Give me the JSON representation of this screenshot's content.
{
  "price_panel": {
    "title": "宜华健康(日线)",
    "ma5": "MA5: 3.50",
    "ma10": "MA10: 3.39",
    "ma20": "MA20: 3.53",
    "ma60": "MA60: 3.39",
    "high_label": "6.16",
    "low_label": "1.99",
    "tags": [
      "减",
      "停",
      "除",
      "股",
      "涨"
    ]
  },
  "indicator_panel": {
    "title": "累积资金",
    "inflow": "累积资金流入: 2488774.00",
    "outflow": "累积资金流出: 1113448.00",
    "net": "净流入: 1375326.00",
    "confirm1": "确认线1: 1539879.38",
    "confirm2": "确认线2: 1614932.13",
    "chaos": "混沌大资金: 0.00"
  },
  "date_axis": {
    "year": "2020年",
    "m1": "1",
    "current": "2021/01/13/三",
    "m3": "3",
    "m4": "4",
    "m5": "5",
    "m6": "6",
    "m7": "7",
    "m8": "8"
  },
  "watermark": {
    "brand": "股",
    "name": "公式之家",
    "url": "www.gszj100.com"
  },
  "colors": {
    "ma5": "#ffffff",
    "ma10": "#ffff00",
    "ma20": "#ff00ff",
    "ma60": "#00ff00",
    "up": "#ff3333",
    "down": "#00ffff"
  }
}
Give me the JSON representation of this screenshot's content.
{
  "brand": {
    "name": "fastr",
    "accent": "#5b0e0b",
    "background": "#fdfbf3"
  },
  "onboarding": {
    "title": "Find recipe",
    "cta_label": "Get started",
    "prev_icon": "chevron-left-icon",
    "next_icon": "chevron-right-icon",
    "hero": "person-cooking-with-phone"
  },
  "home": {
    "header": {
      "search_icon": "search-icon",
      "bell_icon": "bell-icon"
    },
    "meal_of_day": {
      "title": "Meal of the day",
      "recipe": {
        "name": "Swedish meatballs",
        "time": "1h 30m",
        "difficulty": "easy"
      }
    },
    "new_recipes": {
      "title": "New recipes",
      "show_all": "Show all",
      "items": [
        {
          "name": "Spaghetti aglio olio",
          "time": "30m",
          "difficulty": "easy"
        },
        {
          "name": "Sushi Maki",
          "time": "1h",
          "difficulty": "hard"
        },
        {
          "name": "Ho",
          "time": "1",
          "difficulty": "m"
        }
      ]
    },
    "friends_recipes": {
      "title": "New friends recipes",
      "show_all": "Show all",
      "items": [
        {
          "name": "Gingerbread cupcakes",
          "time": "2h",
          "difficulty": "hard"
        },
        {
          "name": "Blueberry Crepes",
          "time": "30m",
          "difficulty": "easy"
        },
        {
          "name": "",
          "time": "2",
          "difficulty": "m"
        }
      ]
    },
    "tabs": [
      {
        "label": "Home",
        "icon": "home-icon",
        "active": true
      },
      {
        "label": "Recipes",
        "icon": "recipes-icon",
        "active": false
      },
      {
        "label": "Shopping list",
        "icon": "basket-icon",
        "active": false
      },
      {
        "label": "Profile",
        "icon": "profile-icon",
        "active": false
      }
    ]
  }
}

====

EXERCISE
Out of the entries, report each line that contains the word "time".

SOLUTION FOR THIS EXERCISE
        "time": "1h 30m",
          "time": "30m",
          "time": "1h",
          "time": "1",
          "time": "2h",
          "time": "30m",
          "time": "2",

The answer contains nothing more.